The NYSE did not give up and in August of this year, after two more proposed amendments, the SEC finally approved new NYSE direct listing rules that allow companies to sell newly issued primary shares on its own behalf into the opening trade in a direct listing process. However, after receiving a notice of intent to petition to prevent the rule change, the SEC has stayed the approval until further notice. Still pushing forward, on September 4, the NYSE filed
On April 3, 2018, Spotify made a big board splash by debuting on the NYSE without an IPO. Instead, Spotify filed a resale registration statement registering the securities already held by its existing shareholders. The process is referred to as a direct listing. As most of those shareholders had invested in Spotify in private offerings, they were rewarded with a true exit strategy and liquidity by becoming the company’s initial public float. On April 26, 2019, Slack Technologies followed suit, filing a resale Form S-1 with an anticipated direct listing on to the NYSE.

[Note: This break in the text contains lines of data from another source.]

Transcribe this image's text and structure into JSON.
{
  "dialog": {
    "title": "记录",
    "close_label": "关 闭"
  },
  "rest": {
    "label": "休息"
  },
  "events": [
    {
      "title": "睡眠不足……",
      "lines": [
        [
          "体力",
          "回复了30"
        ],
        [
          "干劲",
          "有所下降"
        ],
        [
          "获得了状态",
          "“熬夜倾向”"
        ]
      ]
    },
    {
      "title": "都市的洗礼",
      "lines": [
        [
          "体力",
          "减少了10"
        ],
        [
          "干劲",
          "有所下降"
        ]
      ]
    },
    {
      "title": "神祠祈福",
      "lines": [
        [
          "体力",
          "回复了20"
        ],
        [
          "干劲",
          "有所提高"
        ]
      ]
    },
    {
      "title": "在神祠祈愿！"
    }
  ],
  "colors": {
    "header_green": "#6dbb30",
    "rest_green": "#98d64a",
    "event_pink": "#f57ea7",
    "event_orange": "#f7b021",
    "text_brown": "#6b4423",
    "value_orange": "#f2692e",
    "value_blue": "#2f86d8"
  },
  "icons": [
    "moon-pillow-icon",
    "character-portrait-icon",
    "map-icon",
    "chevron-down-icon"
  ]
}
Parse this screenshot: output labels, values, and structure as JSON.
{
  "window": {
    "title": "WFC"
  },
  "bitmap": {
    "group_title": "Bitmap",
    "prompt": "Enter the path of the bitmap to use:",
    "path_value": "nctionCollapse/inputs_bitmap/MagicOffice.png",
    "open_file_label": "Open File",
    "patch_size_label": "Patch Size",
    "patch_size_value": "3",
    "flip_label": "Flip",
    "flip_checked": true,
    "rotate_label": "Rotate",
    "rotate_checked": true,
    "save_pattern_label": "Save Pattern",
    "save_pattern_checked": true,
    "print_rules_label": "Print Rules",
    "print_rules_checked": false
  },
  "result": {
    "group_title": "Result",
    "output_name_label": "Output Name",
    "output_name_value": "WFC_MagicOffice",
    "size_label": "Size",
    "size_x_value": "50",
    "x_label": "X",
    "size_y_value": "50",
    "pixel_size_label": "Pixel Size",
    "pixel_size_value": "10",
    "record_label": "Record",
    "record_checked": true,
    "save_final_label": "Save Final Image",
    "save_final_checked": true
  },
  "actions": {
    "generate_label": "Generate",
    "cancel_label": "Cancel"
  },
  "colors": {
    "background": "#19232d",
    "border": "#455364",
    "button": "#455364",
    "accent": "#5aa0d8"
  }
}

Around this time last year, I published a blog on the direct listing process focusing on the differences between a direct listing onto a national exchange and one onto OTC Markets – see HERE. As the process seems to be gaining in popularity, on February 15, 2019 Nasdaq amended its direct listing process rules. This blog is focused on the Nasdaq direct